The task:
Across all the records, filter for lines with the word "Repository" and copy them.
════════════════
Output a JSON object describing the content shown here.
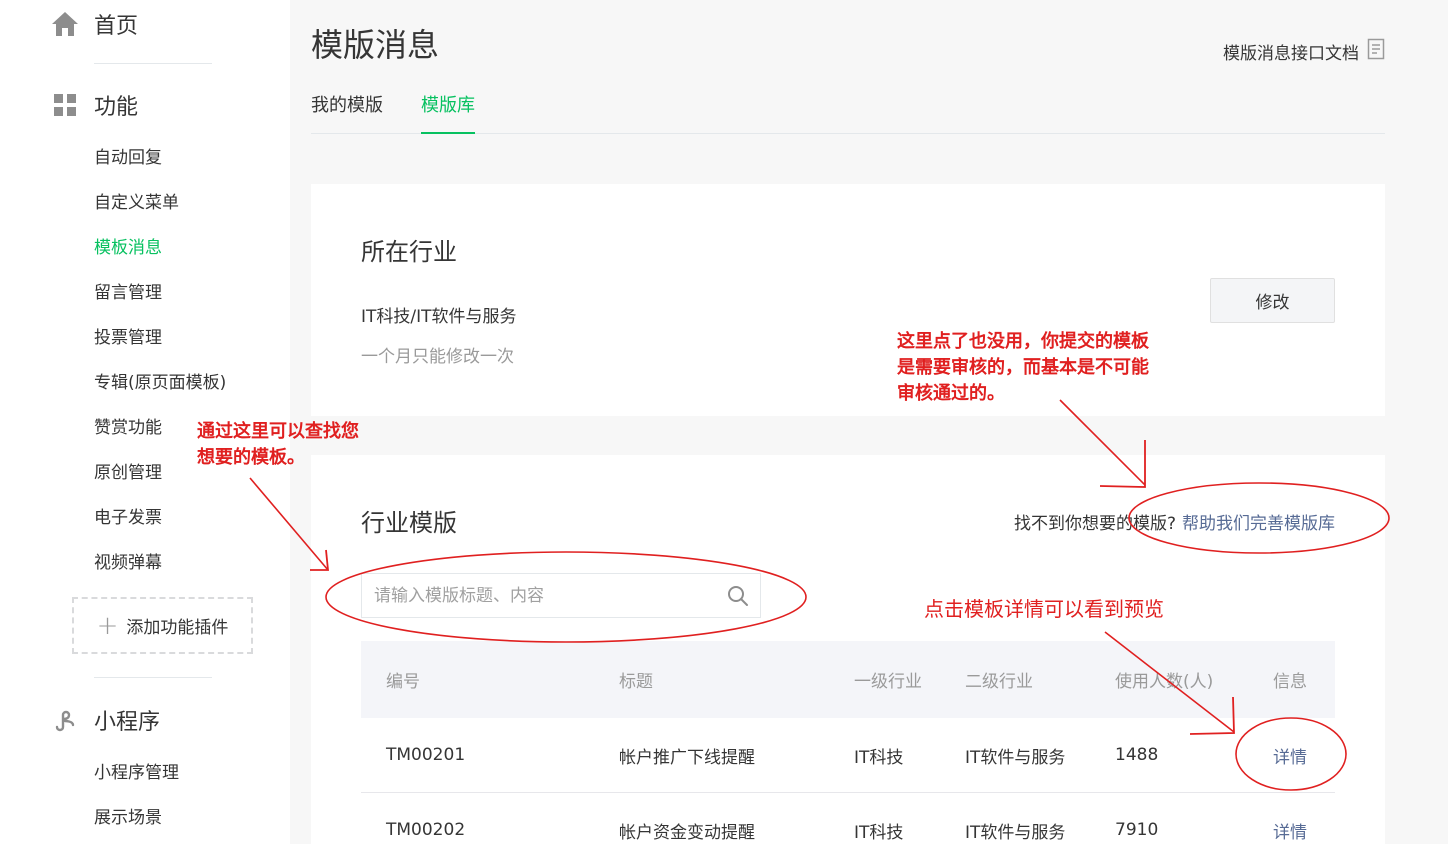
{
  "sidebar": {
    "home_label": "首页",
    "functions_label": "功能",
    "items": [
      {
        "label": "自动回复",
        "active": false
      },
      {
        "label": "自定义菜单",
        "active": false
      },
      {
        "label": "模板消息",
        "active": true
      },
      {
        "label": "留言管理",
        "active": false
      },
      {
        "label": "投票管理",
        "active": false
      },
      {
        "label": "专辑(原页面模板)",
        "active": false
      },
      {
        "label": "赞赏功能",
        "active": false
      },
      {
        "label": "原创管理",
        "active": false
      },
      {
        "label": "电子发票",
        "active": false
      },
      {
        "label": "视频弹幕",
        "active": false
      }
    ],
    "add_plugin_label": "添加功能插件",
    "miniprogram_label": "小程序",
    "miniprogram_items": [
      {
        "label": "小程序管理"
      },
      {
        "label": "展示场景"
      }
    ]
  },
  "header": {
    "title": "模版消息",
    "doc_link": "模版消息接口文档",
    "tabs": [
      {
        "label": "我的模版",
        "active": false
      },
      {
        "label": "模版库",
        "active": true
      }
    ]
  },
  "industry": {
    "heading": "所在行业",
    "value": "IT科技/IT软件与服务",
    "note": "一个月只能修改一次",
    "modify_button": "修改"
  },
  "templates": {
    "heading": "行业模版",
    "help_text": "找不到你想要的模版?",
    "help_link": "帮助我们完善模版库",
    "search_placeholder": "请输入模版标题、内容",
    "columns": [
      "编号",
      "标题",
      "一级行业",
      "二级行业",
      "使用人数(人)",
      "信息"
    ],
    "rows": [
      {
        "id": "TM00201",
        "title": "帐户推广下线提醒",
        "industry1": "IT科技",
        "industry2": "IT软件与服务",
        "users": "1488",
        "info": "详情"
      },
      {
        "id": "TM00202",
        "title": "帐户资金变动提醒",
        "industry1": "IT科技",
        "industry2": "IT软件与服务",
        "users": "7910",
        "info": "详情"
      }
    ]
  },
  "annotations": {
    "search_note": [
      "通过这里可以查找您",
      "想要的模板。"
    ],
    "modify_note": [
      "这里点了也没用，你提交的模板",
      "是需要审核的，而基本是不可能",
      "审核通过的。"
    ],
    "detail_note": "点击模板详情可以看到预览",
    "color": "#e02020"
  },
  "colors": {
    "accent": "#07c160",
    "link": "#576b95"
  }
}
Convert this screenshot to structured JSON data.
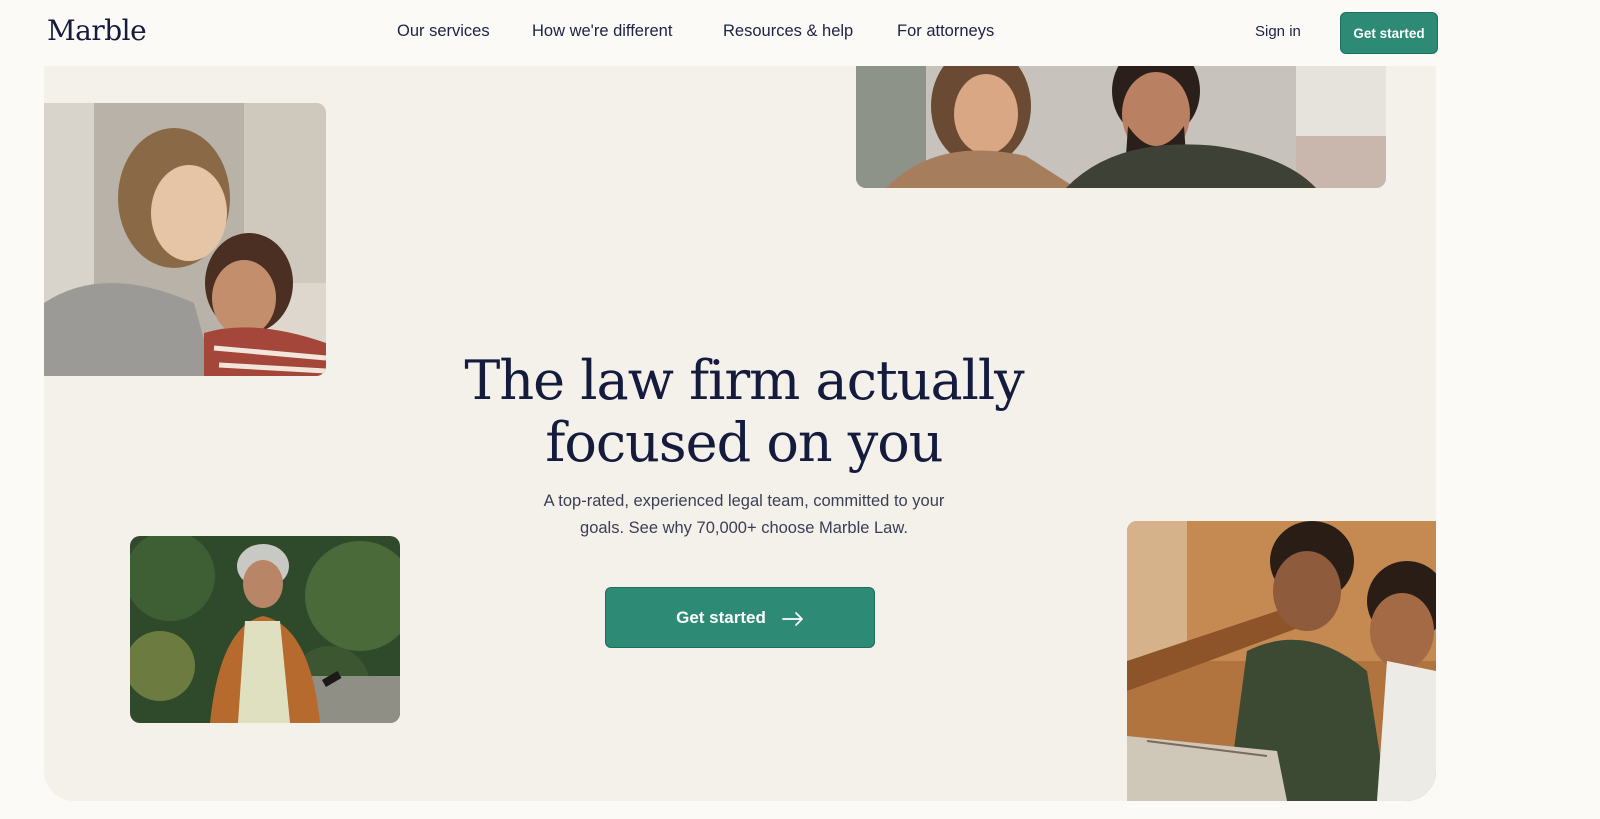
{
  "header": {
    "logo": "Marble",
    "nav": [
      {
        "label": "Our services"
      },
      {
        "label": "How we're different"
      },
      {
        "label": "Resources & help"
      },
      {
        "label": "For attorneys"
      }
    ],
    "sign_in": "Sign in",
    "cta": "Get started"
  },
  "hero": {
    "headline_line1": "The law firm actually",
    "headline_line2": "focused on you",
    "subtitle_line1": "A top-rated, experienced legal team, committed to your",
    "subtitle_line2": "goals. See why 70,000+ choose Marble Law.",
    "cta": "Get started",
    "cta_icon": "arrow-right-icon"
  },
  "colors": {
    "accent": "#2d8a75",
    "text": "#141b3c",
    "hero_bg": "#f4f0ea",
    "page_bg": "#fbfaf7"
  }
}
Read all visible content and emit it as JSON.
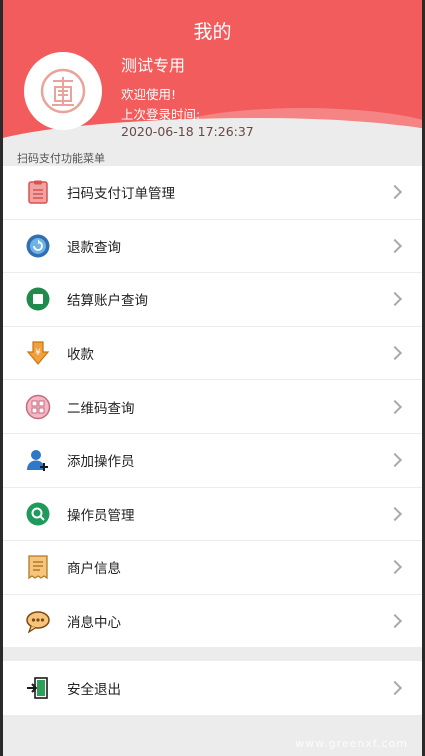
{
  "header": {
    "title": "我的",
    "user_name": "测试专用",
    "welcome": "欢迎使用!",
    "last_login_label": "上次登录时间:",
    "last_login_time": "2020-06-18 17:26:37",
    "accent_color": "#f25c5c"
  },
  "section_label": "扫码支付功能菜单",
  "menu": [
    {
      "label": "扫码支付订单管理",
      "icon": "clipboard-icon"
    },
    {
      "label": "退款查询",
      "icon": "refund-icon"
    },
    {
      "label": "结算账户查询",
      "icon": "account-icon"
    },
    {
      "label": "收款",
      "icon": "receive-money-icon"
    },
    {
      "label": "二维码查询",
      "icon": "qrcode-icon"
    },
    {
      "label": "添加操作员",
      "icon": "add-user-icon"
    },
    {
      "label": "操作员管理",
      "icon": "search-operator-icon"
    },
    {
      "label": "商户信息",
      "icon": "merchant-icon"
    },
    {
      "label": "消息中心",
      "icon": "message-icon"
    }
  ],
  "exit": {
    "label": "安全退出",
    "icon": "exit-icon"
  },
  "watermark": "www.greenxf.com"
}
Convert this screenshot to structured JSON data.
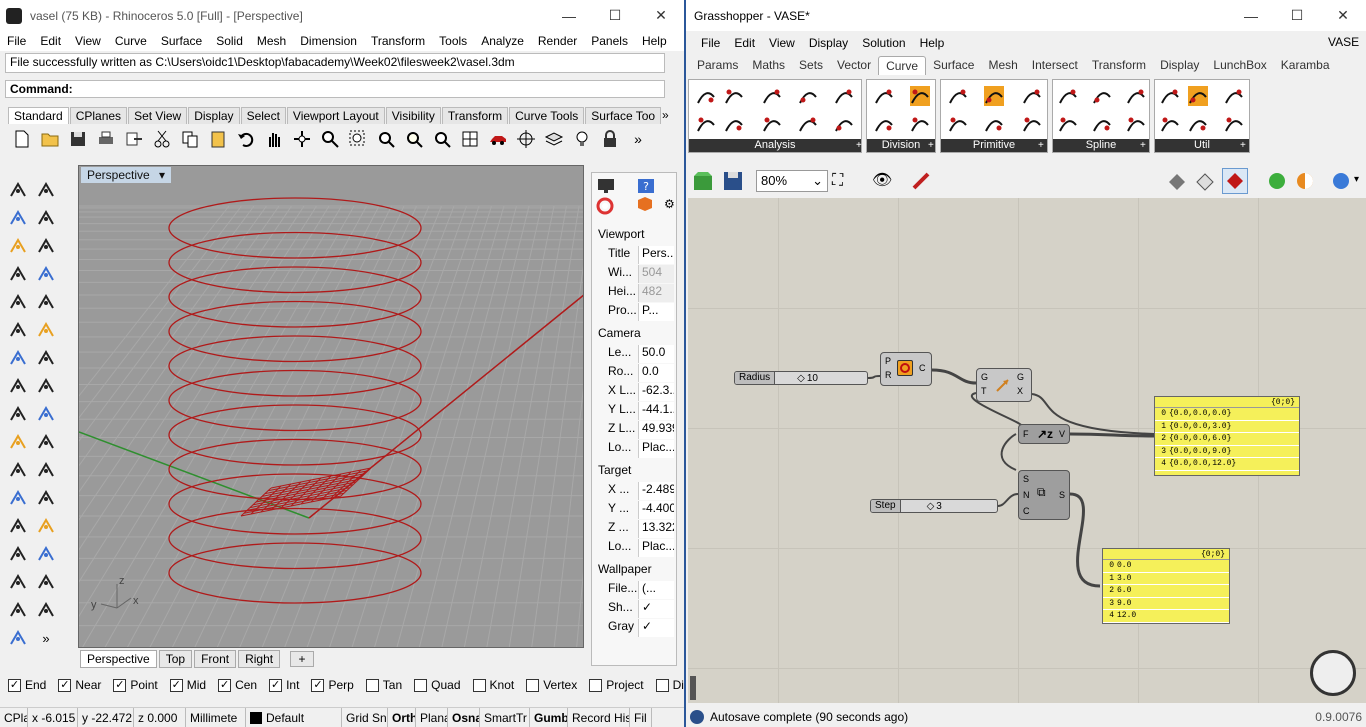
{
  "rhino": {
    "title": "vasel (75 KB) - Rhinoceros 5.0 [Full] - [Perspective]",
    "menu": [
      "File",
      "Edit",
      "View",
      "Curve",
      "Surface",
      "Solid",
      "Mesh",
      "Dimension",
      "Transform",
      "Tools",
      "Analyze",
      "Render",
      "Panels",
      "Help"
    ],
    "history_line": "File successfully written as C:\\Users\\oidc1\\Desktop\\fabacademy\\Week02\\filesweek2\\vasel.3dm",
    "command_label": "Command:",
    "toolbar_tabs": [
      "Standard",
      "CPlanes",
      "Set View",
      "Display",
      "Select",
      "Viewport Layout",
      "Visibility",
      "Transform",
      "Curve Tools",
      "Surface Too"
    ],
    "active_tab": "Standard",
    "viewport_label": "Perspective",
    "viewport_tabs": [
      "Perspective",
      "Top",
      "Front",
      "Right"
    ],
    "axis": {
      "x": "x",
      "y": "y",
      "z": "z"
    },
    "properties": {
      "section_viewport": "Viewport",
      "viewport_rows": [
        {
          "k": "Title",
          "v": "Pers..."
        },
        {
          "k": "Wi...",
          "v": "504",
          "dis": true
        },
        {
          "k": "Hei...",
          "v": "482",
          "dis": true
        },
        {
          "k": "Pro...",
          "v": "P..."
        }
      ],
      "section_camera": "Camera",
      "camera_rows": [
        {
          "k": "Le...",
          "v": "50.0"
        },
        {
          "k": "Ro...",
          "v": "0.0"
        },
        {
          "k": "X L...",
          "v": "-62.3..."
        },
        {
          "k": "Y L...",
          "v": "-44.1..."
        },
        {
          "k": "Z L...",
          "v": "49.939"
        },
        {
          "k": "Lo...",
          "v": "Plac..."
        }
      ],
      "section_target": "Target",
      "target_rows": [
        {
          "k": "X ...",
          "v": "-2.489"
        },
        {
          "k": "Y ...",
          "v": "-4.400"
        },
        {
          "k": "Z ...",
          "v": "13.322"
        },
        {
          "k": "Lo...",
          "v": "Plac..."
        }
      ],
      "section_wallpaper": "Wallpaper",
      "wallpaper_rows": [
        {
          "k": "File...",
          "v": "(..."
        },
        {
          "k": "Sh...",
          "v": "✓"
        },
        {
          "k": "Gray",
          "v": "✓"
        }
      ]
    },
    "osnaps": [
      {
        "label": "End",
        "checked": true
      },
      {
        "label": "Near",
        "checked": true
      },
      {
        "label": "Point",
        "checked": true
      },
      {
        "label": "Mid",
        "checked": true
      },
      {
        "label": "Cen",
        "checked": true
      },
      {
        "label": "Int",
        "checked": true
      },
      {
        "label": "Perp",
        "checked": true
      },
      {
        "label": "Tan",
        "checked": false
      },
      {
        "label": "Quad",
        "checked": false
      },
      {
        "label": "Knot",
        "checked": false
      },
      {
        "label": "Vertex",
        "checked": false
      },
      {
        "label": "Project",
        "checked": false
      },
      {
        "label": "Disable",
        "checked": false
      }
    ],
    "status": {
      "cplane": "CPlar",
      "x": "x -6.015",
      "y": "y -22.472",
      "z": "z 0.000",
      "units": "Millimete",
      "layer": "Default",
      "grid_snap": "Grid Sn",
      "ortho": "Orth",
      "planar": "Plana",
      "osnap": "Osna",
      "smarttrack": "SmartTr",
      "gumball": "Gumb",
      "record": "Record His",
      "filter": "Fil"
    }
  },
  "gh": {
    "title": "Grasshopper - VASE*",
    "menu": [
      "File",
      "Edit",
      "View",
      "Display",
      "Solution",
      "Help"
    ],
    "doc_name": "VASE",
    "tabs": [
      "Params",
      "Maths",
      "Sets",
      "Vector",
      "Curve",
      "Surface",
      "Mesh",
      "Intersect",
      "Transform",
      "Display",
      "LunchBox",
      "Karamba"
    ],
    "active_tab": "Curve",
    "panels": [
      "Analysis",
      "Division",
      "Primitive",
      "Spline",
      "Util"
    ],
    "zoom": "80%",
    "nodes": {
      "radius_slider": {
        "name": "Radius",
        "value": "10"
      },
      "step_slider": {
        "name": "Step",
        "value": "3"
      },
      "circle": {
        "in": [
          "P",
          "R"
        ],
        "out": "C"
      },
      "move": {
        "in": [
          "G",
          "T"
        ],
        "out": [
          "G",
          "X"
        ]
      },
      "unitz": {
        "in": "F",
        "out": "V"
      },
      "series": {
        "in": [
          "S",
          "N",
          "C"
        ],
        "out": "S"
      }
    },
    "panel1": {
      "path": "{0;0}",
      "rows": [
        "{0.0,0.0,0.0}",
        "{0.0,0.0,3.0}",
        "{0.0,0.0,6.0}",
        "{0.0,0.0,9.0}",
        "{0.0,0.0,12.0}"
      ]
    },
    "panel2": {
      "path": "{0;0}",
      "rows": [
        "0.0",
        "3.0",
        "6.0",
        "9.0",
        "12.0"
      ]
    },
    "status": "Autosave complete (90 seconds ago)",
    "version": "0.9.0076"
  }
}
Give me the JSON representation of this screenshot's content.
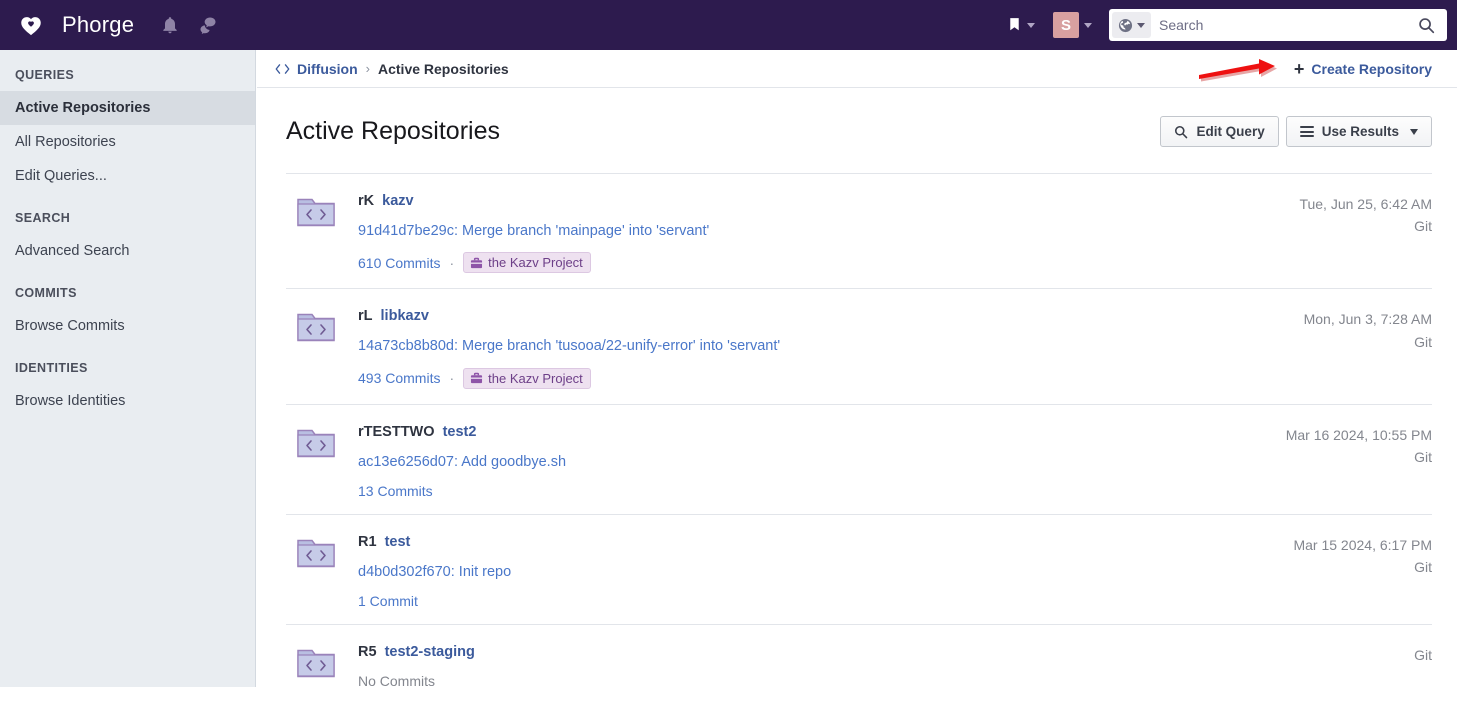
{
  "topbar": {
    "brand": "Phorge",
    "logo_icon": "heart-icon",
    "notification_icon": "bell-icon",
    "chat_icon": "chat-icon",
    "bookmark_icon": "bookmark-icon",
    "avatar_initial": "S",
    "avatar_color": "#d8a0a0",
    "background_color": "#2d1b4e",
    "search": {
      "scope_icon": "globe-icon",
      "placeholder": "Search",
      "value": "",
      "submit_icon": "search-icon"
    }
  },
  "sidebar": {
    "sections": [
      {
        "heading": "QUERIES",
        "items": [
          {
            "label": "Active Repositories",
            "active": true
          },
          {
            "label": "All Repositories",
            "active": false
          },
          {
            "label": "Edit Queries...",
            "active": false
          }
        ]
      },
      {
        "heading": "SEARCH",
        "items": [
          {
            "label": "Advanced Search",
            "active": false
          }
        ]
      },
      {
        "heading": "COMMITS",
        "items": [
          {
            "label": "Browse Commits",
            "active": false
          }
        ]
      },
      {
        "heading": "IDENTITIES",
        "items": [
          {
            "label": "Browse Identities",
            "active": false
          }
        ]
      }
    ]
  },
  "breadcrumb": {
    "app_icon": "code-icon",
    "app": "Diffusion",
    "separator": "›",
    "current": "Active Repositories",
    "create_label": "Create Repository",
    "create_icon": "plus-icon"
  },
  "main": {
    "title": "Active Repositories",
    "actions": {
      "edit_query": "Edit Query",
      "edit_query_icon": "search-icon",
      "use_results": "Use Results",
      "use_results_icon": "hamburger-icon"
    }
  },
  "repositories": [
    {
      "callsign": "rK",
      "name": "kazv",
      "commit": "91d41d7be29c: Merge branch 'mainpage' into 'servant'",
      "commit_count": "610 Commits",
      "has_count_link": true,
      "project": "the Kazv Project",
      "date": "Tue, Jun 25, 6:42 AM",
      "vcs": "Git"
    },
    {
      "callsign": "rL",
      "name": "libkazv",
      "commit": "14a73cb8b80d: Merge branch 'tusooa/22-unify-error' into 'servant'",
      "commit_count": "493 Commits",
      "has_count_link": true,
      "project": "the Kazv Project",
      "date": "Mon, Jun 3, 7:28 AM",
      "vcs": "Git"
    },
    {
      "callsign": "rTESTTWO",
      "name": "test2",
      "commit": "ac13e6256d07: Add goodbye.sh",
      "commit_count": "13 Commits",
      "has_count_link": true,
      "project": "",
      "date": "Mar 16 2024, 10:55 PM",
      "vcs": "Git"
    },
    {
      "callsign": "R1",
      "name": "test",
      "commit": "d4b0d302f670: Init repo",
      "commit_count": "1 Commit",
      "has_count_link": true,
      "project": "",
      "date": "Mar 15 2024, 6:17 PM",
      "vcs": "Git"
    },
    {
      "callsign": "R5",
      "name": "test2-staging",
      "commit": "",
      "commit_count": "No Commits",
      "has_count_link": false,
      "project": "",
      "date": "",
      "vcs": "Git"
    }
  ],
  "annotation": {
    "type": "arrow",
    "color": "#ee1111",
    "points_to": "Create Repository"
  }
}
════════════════
Problem solution:
    "create_label": "Create Repository",
    "points_to": "Create Repository"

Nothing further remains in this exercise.